Half of managers say their company doesn’t have a formal policy for employees caring for close family members or dependents diagnosed with cancer, while 32 per cent of employees with a family member diagnosed with cancer did feel supported by their employer when the diagnosis was made, new research has found.
The figures come from a survey of 1,000 managers of employees who have had a family member diagnosed with cancer and of 1,000 employed people with a family member who has been diagnosed with cancer within the last five years. The survey was carried out by OnePoll in September 2015.
Axa PPP Healthcare has today launched a white paper, that makes practical recommendations to employers to help them support employees affected by the cancer of family members. It recommends employers:
- Review and revise company policies and procedures to include carers.
- Build awareness of cancer – the impact of living with the disease and caring for those who have it.
- Consider introducing flexible working arrangements for carers.
- Clearly communicate available workplace support – for example, confidential counselling, cancer nurse helplines and private healthcare cover.
- Ensure that workloads are fairly managed across affected teams.

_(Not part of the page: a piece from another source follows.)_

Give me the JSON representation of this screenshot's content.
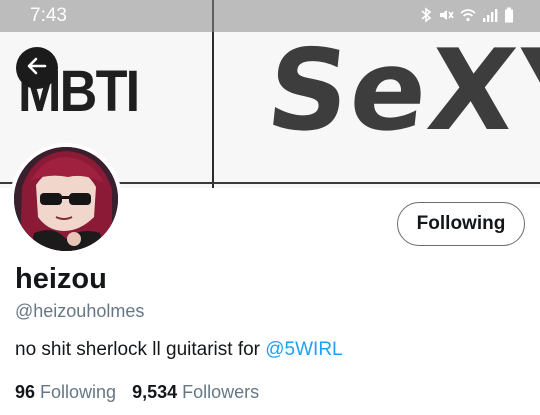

Figures from Macmillan Cancer Support show over 500,000 people in the UK combining work with caring for someone with cancer, yet 49 per cent of managers of employees with a family member diagnosed with cancer say their company does not have a formal policy for employees caring for close family members or dependents diagnosed with cancer, according to the Axa research. The research also found that 28 per cent of managers took it upon themselves to exercise their discretion and offer flexible working to employees with a close family member or dependent suffering from cancer.
Axa PPP Healthcare distribution director Chris Horlick says: “When someone is diagnosed with cancer, focus rightly turns to that person’s health and wellbeing. But it’s also important to remember the impact the diagnosis can have on the sufferer’s family. In addition to the emotional impact, family members may find themselves facing a host of additional pressures and responsibilities. Improvement in treatment is enabling many people affected by cancer to live longer lives with the disease held in check or even cured. While this is welcome, it means that the impact of having cancer in the family will continue to be felt for months and even years to come. There’s much that employers can do to support employees who find themselves in this situation. And, by doing this well, they’ll not only help employees through a difficult time, they’ll also help to maintain morale and productivity and retain valued employees.”